The new hypothesis takes work that Hawking and the US physicist James Hartle distributed in the 1980s and updates it with the all the more intense, present-day scientific procedures utilized as a part of string hypothesis. In string hypothesis, the truth is depicted through the communications of one-dimensional articles known as vast strings.
“Stephen himself said that this work was the zone he was most glad for,” said Malcolm Perry, an associate of Hawking’s at Cambridge University. The new paper won’t be the last to shoulder Hawking’s name, be that as it may. With Andrew Strominger at Harvard, Perry has composed no less than two papers with Hawking on dark openings which are as yet being prepared for distribution.
Selling, who rose to acclaim on the back of his top of the line book, A Brief History of Time, passed on 14 March, died 76, at his home in Cambridge. His slag will be entombed at Westminster Abbey close to the grave of Sir Isaac Newton amid a thanksgiving administration in the not so distant future.
Hertog trusts that his work with Hawking is one little advance towards a hypothesis of our vast starting points that physicists could at last test. In the event that the universe has advanced as the hypothesis predicts, he says, it might have left an obvious mark on gravitational waves, or the supposed astronomical microwave foundation, the radiation that was discharged at the introduction of the universe. “There might be pieces of information in those signs concerning regardless of whether we are on the correct tracks,” he said.
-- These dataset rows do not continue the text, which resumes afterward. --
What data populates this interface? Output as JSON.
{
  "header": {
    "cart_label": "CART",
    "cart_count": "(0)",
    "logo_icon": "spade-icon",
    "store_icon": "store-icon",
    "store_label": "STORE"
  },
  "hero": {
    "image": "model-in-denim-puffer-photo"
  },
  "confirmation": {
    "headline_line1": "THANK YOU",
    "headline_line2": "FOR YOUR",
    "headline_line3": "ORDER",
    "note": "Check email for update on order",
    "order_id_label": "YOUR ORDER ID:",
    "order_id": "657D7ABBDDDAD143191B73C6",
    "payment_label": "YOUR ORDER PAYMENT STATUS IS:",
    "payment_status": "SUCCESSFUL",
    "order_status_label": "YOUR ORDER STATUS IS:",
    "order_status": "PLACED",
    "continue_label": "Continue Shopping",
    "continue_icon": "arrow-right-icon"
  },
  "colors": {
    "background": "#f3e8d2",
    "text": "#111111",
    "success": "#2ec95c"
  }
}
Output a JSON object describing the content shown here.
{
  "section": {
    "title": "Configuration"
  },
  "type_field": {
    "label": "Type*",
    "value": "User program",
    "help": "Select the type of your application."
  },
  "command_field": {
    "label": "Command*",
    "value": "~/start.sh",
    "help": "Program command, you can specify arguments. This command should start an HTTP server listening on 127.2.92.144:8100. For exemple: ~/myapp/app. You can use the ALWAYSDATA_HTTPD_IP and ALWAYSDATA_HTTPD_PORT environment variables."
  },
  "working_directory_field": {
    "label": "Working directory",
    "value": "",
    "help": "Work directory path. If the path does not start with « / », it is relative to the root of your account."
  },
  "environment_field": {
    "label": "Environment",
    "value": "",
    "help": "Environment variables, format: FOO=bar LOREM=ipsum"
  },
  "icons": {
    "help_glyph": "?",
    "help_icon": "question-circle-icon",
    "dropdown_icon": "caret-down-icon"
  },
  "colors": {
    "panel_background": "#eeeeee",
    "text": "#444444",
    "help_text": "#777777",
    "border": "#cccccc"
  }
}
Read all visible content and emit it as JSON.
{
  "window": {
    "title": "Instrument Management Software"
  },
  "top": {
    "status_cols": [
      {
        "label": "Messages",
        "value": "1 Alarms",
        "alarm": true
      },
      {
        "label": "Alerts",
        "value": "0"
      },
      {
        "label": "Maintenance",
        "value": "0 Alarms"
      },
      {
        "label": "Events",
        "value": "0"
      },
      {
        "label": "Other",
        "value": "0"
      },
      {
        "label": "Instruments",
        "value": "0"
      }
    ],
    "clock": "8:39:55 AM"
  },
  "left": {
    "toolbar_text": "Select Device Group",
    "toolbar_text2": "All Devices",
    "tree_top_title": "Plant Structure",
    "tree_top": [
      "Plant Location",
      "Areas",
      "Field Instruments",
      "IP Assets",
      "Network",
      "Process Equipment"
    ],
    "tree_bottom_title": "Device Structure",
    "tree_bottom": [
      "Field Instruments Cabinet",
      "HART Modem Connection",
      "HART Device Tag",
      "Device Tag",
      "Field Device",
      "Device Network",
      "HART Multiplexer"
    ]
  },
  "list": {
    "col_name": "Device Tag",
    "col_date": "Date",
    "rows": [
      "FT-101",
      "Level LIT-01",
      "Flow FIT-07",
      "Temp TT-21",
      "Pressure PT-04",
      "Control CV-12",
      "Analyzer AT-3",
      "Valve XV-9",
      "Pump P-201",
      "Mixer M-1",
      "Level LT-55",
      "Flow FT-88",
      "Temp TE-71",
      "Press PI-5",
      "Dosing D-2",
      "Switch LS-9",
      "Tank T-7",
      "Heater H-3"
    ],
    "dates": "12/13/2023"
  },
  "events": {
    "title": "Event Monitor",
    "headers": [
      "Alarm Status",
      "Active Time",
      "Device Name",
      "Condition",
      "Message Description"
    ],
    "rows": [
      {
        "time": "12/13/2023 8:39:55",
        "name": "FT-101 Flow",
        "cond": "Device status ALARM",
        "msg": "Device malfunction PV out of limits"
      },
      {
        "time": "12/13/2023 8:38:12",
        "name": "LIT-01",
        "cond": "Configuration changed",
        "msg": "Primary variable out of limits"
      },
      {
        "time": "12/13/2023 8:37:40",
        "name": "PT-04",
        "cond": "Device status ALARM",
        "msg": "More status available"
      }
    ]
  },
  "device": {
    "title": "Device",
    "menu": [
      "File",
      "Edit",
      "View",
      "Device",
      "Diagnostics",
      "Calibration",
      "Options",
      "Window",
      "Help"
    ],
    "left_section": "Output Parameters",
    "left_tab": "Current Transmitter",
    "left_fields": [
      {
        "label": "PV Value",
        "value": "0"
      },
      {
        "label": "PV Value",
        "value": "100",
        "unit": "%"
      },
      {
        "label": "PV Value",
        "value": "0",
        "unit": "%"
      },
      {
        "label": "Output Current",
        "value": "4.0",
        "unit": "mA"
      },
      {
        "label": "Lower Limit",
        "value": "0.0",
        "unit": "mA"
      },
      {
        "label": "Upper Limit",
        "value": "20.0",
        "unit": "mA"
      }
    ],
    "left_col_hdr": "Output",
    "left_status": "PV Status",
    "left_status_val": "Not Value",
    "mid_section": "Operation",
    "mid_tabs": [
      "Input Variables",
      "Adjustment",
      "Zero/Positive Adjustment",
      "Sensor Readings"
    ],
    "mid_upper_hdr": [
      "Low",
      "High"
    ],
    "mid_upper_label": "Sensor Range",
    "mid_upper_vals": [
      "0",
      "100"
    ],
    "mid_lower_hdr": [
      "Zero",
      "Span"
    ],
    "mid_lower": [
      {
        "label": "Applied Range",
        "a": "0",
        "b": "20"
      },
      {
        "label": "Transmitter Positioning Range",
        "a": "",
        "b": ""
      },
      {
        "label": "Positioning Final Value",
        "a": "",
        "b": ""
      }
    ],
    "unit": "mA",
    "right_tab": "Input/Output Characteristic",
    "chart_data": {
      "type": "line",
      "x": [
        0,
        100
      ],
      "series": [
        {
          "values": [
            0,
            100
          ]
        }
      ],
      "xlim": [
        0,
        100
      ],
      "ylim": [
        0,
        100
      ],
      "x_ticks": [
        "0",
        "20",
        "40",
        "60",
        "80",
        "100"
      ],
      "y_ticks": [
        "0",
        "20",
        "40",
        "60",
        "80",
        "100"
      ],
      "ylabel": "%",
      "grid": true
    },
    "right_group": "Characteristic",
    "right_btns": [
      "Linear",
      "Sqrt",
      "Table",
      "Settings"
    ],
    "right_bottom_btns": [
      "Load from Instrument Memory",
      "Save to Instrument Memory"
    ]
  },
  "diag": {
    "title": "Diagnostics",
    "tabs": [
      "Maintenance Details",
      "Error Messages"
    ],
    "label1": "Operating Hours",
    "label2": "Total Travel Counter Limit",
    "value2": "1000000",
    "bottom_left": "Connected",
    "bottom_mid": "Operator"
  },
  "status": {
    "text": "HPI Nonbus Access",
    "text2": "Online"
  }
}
“I’m sensibly confident that both further perceptions and further work on the hypothesis will, in the long run, empower us to test our models of the enormous detonation,” Hertog included. “We are not doing this for Platonic delight. In spite of the fact that it is enjoyable.”